**What you will do:** Give back the whole listing exactly as it is written.

'''

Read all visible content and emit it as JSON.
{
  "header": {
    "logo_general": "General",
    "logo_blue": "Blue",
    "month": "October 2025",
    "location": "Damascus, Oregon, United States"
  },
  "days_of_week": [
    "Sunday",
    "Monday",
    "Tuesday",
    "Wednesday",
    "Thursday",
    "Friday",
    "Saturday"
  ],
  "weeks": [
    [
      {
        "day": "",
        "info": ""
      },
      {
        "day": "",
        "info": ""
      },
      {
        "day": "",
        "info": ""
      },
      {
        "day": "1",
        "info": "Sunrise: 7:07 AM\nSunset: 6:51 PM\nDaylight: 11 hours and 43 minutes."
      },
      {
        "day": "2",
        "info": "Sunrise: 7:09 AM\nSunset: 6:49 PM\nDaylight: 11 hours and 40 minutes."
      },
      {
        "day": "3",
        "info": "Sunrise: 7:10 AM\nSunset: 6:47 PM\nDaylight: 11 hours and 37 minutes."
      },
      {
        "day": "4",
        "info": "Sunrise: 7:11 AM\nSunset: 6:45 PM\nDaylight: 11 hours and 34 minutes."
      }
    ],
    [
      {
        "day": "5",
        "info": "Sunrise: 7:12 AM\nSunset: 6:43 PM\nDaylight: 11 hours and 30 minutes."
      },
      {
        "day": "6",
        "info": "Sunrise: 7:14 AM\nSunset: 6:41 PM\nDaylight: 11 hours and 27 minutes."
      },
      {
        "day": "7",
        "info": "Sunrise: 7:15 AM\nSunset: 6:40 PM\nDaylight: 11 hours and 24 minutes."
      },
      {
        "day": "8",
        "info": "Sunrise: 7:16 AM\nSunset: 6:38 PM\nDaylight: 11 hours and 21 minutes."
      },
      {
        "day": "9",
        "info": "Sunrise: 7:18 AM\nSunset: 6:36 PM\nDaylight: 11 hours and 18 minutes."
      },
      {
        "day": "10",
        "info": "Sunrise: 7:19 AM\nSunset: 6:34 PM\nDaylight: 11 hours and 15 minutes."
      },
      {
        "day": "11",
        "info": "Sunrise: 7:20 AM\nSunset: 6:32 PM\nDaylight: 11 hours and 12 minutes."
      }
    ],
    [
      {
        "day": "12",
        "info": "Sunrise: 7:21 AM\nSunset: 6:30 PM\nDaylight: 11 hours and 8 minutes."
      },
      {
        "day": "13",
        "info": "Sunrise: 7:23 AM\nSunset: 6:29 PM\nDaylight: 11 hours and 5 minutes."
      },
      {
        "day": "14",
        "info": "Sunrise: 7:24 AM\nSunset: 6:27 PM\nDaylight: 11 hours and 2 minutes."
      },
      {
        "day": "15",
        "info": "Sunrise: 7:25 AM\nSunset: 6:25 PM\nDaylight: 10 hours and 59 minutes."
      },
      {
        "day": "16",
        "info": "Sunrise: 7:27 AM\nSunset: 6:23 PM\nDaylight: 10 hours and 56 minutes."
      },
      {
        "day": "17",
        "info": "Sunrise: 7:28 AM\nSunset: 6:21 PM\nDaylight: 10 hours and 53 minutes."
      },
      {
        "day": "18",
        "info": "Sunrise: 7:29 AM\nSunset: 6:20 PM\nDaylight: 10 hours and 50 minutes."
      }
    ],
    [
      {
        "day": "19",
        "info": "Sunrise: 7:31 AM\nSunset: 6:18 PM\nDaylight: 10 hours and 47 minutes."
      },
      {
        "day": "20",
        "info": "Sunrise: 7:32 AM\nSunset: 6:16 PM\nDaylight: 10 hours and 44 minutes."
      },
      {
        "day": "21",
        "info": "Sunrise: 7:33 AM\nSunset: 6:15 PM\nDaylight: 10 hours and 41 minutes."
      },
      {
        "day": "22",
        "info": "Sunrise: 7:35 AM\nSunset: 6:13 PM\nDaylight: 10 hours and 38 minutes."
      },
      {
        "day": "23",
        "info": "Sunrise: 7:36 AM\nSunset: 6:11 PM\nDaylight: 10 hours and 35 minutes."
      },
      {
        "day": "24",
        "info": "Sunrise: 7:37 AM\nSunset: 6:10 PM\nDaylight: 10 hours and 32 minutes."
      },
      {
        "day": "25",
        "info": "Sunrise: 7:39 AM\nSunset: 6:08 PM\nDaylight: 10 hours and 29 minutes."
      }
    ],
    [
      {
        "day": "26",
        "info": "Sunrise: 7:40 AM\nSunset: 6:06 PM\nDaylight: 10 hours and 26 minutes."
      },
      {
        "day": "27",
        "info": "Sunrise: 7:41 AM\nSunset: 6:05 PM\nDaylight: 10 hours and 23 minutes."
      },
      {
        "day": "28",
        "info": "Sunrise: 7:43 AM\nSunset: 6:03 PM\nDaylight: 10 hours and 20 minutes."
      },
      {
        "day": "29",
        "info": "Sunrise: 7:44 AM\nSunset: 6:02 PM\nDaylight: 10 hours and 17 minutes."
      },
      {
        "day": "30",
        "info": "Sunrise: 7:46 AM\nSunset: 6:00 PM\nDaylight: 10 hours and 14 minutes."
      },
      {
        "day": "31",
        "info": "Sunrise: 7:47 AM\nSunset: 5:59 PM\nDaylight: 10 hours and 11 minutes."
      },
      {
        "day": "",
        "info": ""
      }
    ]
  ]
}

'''

**Solved exercise:**
Read all visible content and emit it as JSON.
{
  "header": {
    "logo_general": "General",
    "logo_blue": "Blue",
    "month": "October 2025",
    "location": "Damascus, Oregon, United States"
  },
  "days_of_week": [
    "Sunday",
    "Monday",
    "Tuesday",
    "Wednesday",
    "Thursday",
    "Friday",
    "Saturday"
  ],
  "weeks": [
    [
      {
        "day": "",
        "info": ""
      },
      {
        "day": "",
        "info": ""
      },
      {
        "day": "",
        "info": ""
      },
      {
        "day": "1",
        "info": "Sunrise: 7:07 AM\nSunset: 6:51 PM\nDaylight: 11 hours and 43 minutes."
      },
      {
        "day": "2",
        "info": "Sunrise: 7:09 AM\nSunset: 6:49 PM\nDaylight: 11 hours and 40 minutes."
      },
      {
        "day": "3",
        "info": "Sunrise: 7:10 AM\nSunset: 6:47 PM\nDaylight: 11 hours and 37 minutes."
      },
      {
        "day": "4",
        "info": "Sunrise: 7:11 AM\nSunset: 6:45 PM\nDaylight: 11 hours and 34 minutes."
      }
    ],
    [
      {
        "day": "5",
        "info": "Sunrise: 7:12 AM\nSunset: 6:43 PM\nDaylight: 11 hours and 30 minutes."
      },
      {
        "day": "6",
        "info": "Sunrise: 7:14 AM\nSunset: 6:41 PM\nDaylight: 11 hours and 27 minutes."
      },
      {
        "day": "7",
        "info": "Sunrise: 7:15 AM\nSunset: 6:40 PM\nDaylight: 11 hours and 24 minutes."
      },
      {
        "day": "8",
        "info": "Sunrise: 7:16 AM\nSunset: 6:38 PM\nDaylight: 11 hours and 21 minutes."
      },
      {
        "day": "9",
        "info": "Sunrise: 7:18 AM\nSunset: 6:36 PM\nDaylight: 11 hours and 18 minutes."
      },
      {
        "day": "10",
        "info": "Sunrise: 7:19 AM\nSunset: 6:34 PM\nDaylight: 11 hours and 15 minutes."
      },
      {
        "day": "11",
        "info": "Sunrise: 7:20 AM\nSunset: 6:32 PM\nDaylight: 11 hours and 12 minutes."
      }
    ],
    [
      {
        "day": "12",
        "info": "Sunrise: 7:21 AM\nSunset: 6:30 PM\nDaylight: 11 hours and 8 minutes."
      },
      {
        "day": "13",
        "info": "Sunrise: 7:23 AM\nSunset: 6:29 PM\nDaylight: 11 hours and 5 minutes."
      },
      {
        "day": "14",
        "info": "Sunrise: 7:24 AM\nSunset: 6:27 PM\nDaylight: 11 hours and 2 minutes."
      },
      {
        "day": "15",
        "info": "Sunrise: 7:25 AM\nSunset: 6:25 PM\nDaylight: 10 hours and 59 minutes."
      },
      {
        "day": "16",
        "info": "Sunrise: 7:27 AM\nSunset: 6:23 PM\nDaylight: 10 hours and 56 minutes."
      },
      {
        "day": "17",
        "info": "Sunrise: 7:28 AM\nSunset: 6:21 PM\nDaylight: 10 hours and 53 minutes."
      },
      {
        "day": "18",
        "info": "Sunrise: 7:29 AM\nSunset: 6:20 PM\nDaylight: 10 hours and 50 minutes."
      }
    ],
    [
      {
        "day": "19",
        "info": "Sunrise: 7:31 AM\nSunset: 6:18 PM\nDaylight: 10 hours and 47 minutes."
      },
      {
        "day": "20",
        "info": "Sunrise: 7:32 AM\nSunset: 6:16 PM\nDaylight: 10 hours and 44 minutes."
      },
      {
        "day": "21",
        "info": "Sunrise: 7:33 AM\nSunset: 6:15 PM\nDaylight: 10 hours and 41 minutes."
      },
      {
        "day": "22",
        "info": "Sunrise: 7:35 AM\nSunset: 6:13 PM\nDaylight: 10 hours and 38 minutes."
      },
      {
        "day": "23",
        "info": "Sunrise: 7:36 AM\nSunset: 6:11 PM\nDaylight: 10 hours and 35 minutes."
      },
      {
        "day": "24",
        "info": "Sunrise: 7:37 AM\nSunset: 6:10 PM\nDaylight: 10 hours and 32 minutes."
      },
      {
        "day": "25",
        "info": "Sunrise: 7:39 AM\nSunset: 6:08 PM\nDaylight: 10 hours and 29 minutes."
      }
    ],
    [
      {
        "day": "26",
        "info": "Sunrise: 7:40 AM\nSunset: 6:06 PM\nDaylight: 10 hours and 26 minutes."
      },
      {
        "day": "27",
        "info": "Sunrise: 7:41 AM\nSunset: 6:05 PM\nDaylight: 10 hours and 23 minutes."
      },
      {
        "day": "28",
        "info": "Sunrise: 7:43 AM\nSunset: 6:03 PM\nDaylight: 10 hours and 20 minutes."
      },
      {
        "day": "29",
        "info": "Sunrise: 7:44 AM\nSunset: 6:02 PM\nDaylight: 10 hours and 17 minutes."
      },
      {
        "day": "30",
        "info": "Sunrise: 7:46 AM\nSunset: 6:00 PM\nDaylight: 10 hours and 14 minutes."
      },
      {
        "day": "31",
        "info": "Sunrise: 7:47 AM\nSunset: 5:59 PM\nDaylight: 10 hours and 11 minutes."
      },
      {
        "day": "",
        "info": ""
      }
    ]
  ]
}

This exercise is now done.